Provided data.
※ ※ ※

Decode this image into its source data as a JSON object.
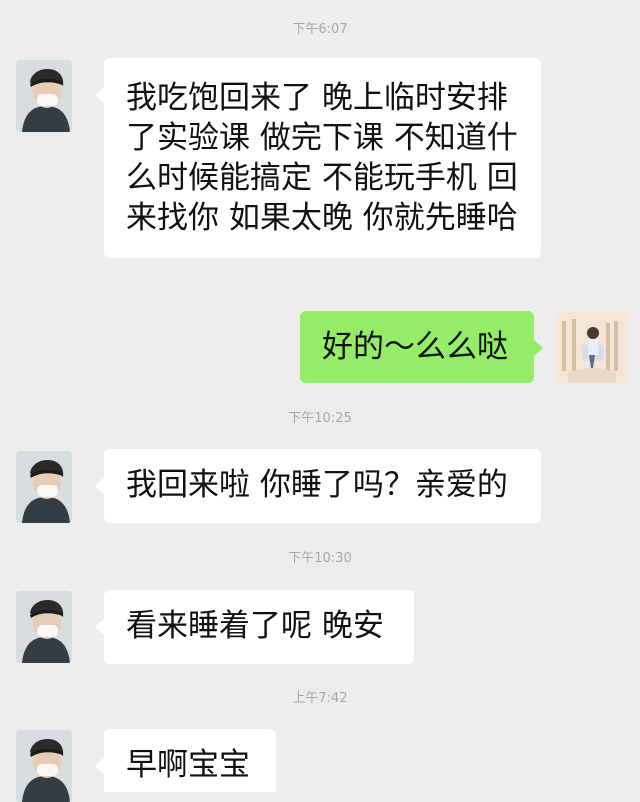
{
  "messages": [
    {
      "type": "time",
      "text": "下午6:07"
    },
    {
      "type": "incoming",
      "text": "我吃饱回来了 晚上临时安排了实验课 做完下课 不知道什么时候能搞定 不能玩手机 回来找你 如果太晚 你就先睡哈"
    },
    {
      "type": "outgoing",
      "text": "好的～么么哒"
    },
    {
      "type": "time",
      "text": "下午10:25"
    },
    {
      "type": "incoming",
      "text": "我回来啦 你睡了吗？亲爱的"
    },
    {
      "type": "time",
      "text": "下午10:30"
    },
    {
      "type": "incoming",
      "text": "看来睡着了呢 晚安"
    },
    {
      "type": "time",
      "text": "上午7:42"
    },
    {
      "type": "incoming",
      "text": "早啊宝宝"
    }
  ],
  "colors": {
    "background": "#ededed",
    "incoming_bubble": "#ffffff",
    "outgoing_bubble": "#95ec69",
    "timestamp": "#a9a9a9"
  }
}
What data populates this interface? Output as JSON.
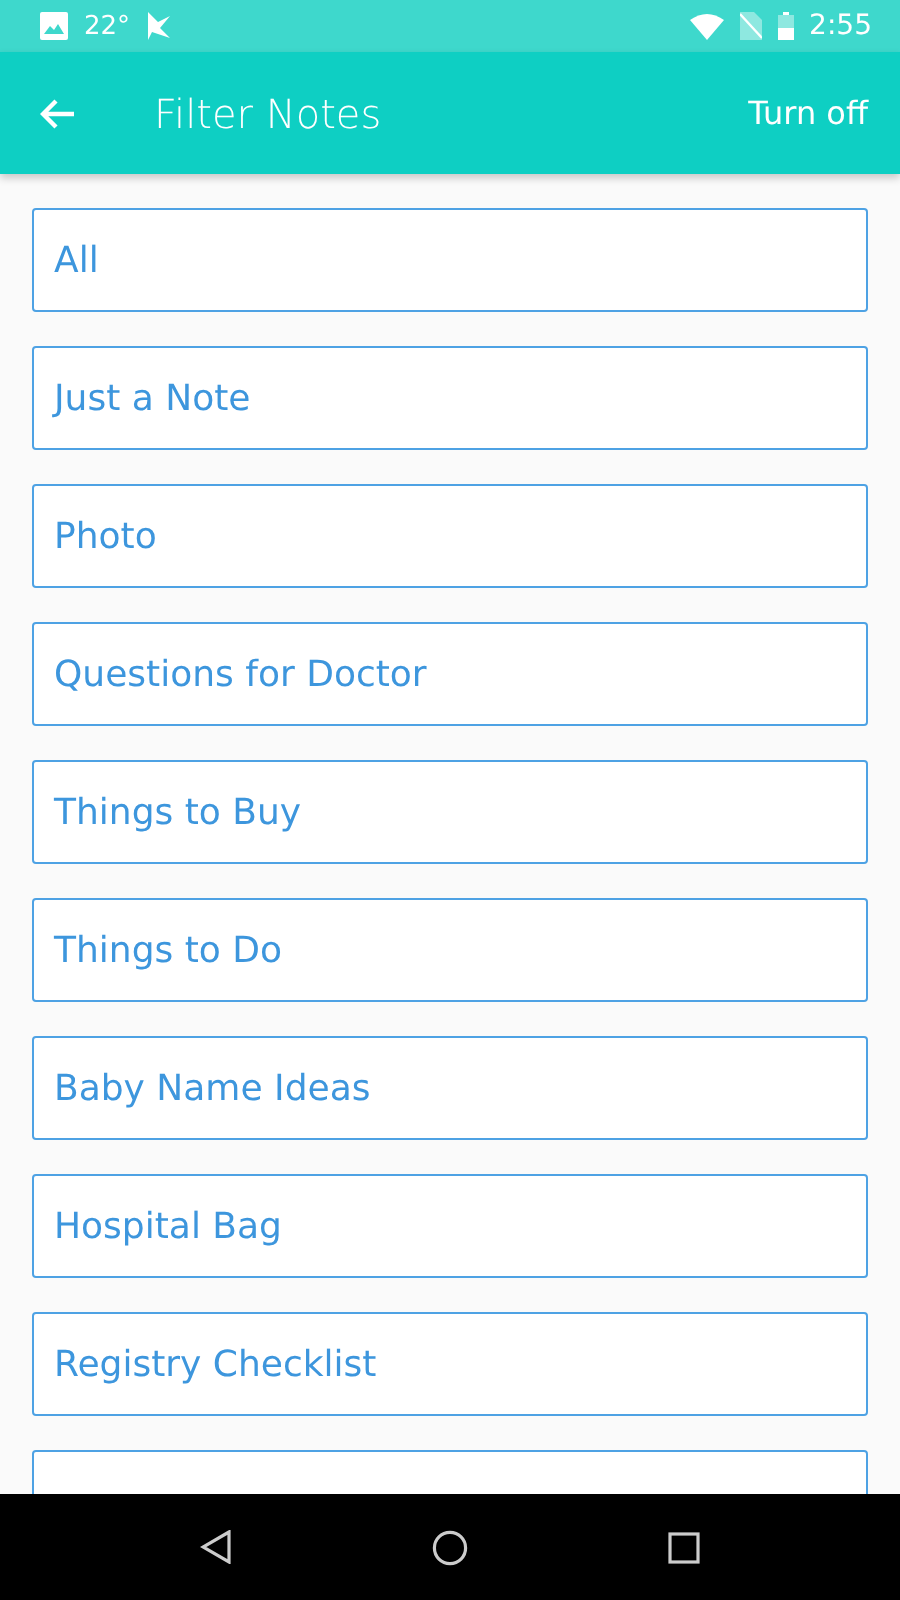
{
  "status_bar": {
    "temperature": "22°",
    "time": "2:55"
  },
  "toolbar": {
    "title": "Filter Notes",
    "action": "Turn off"
  },
  "filters": [
    {
      "kind": "option",
      "label": "All"
    },
    {
      "kind": "option",
      "label": "Just a Note"
    },
    {
      "kind": "option",
      "label": "Photo"
    },
    {
      "kind": "option",
      "label": "Questions for Doctor"
    },
    {
      "kind": "option",
      "label": "Things to Buy"
    },
    {
      "kind": "option",
      "label": "Things to Do"
    },
    {
      "kind": "option",
      "label": "Baby Name Ideas"
    },
    {
      "kind": "option",
      "label": "Hospital Bag"
    },
    {
      "kind": "option",
      "label": "Registry Checklist"
    },
    {
      "kind": "cut-off"
    }
  ]
}
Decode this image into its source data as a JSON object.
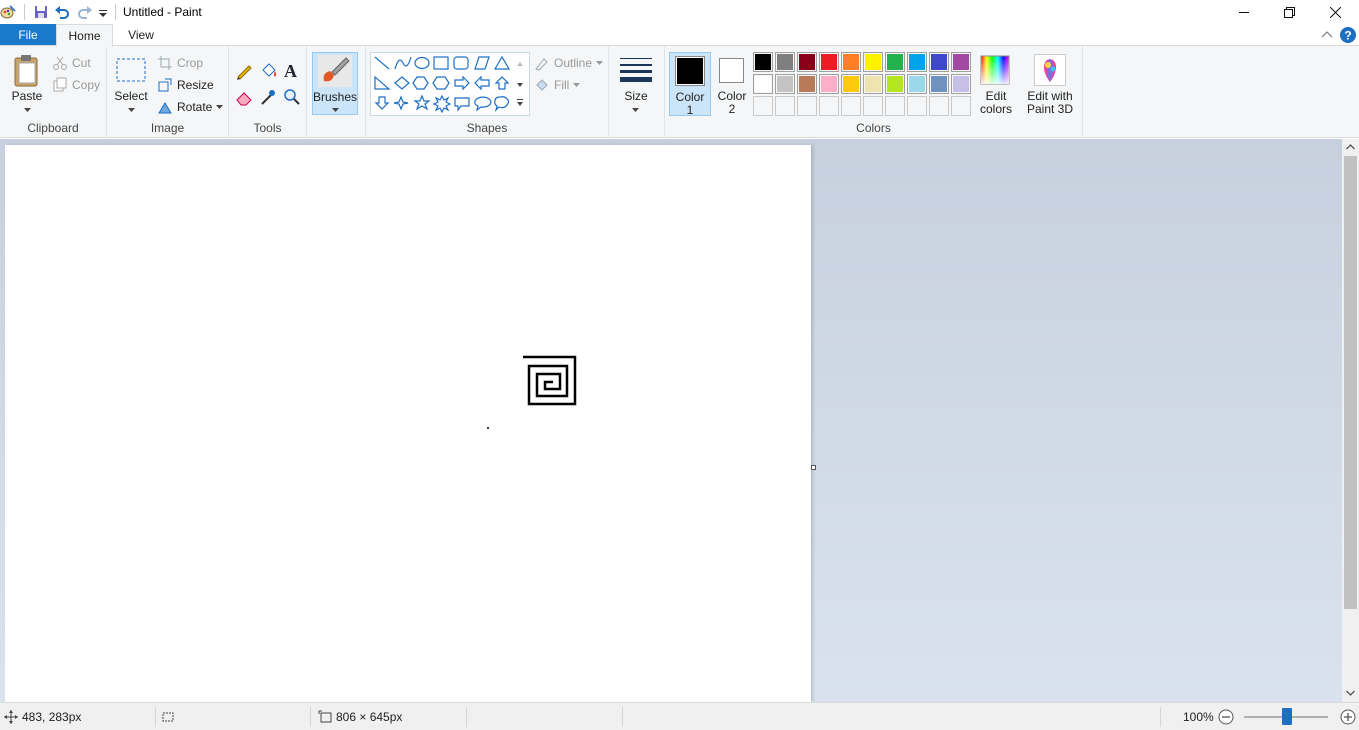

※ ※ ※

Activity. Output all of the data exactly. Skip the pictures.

Exercise solution.
Decode this image into its source data as a JSON object.
{
  "messages": [
    {
      "type": "time",
      "text": "下午6:07"
    },
    {
      "type": "incoming",
      "text": "我吃饱回来了 晚上临时安排了实验课 做完下课 不知道什么时候能搞定 不能玩手机 回来找你 如果太晚 你就先睡哈"
    },
    {
      "type": "outgoing",
      "text": "好的～么么哒"
    },
    {
      "type": "time",
      "text": "下午10:25"
    },
    {
      "type": "incoming",
      "text": "我回来啦 你睡了吗？亲爱的"
    },
    {
      "type": "time",
      "text": "下午10:30"
    },
    {
      "type": "incoming",
      "text": "看来睡着了呢 晚安"
    },
    {
      "type": "time",
      "text": "上午7:42"
    },
    {
      "type": "incoming",
      "text": "早啊宝宝"
    }
  ],
  "colors": {
    "background": "#ededed",
    "incoming_bubble": "#ffffff",
    "outgoing_bubble": "#95ec69",
    "timestamp": "#a9a9a9"
  }
}
What data populates this interface? Output as JSON.
{
  "status_bar": {
    "temperature": "22°",
    "time": "2:55"
  },
  "toolbar": {
    "title": "Filter Notes",
    "action": "Turn off"
  },
  "filters": [
    {
      "kind": "option",
      "label": "All"
    },
    {
      "kind": "option",
      "label": "Just a Note"
    },
    {
      "kind": "option",
      "label": "Photo"
    },
    {
      "kind": "option",
      "label": "Questions for Doctor"
    },
    {
      "kind": "option",
      "label": "Things to Buy"
    },
    {
      "kind": "option",
      "label": "Things to Do"
    },
    {
      "kind": "option",
      "label": "Baby Name Ideas"
    },
    {
      "kind": "option",
      "label": "Hospital Bag"
    },
    {
      "kind": "option",
      "label": "Registry Checklist"
    },
    {
      "kind": "cut-off"
    }
  ]
}
Decode this image into its source data as a JSON object.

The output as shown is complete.